▸ WORK TO BE COMPLETED
Taking the lines below one at a time, count those with the string "prompt" and give the result alone.

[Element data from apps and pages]

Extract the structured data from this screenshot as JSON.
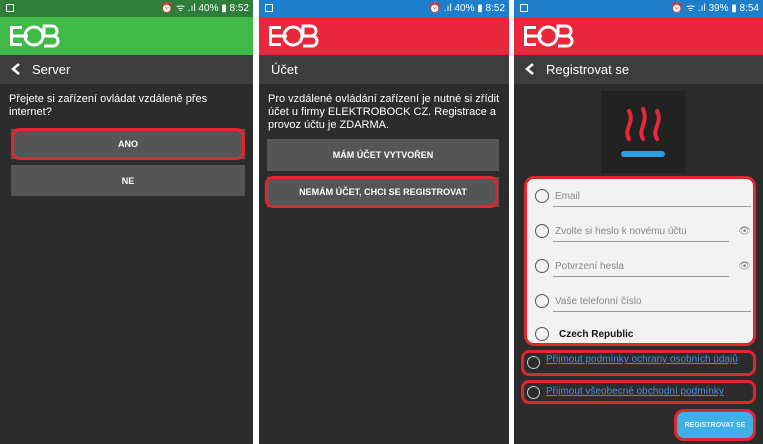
{
  "screens": [
    {
      "status_time": "8:52",
      "status_battery": "40%",
      "brand_color": "#3fba49",
      "title": "Server",
      "prompt": "Přejete si zařízení ovládat vzdáleně přes internet?",
      "buttons": [
        "ANO",
        "NE"
      ]
    },
    {
      "status_time": "8:52",
      "status_battery": "40%",
      "brand_color": "#e8283a",
      "title": "Účet",
      "prompt": "Pro vzdálené ovládání zařízení je nutné si zřídit účet u firmy ELEKTROBOCK CZ. Registrace a provoz účtu je ZDARMA.",
      "buttons": [
        "MÁM ÚČET VYTVOŘEN",
        "NEMÁM ÚČET, CHCI SE REGISTROVAT"
      ]
    },
    {
      "status_time": "8:54",
      "status_battery": "39%",
      "brand_color": "#e8283a",
      "title": "Registrovat se",
      "fields": [
        {
          "placeholder": "Email",
          "icon": "email-icon"
        },
        {
          "placeholder": "Zvolte si heslo k novému účtu",
          "icon": "lock-icon"
        },
        {
          "placeholder": "Potvrzení hesla",
          "icon": "lock-icon"
        },
        {
          "placeholder": "Vaše telefonní číslo",
          "icon": "phone-icon"
        },
        {
          "placeholder": "Czech Republic",
          "icon": "location-icon"
        }
      ],
      "checkboxes": [
        "Přijmout podmínky ochrany osobních údajů",
        "Přijmout všeobecné obchodní podmínky"
      ],
      "register_button": "REGISTROVAT SE",
      "highlight_color": "#e0262f"
    }
  ]
}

▸ OUTPUT OF THE EXERCISE
2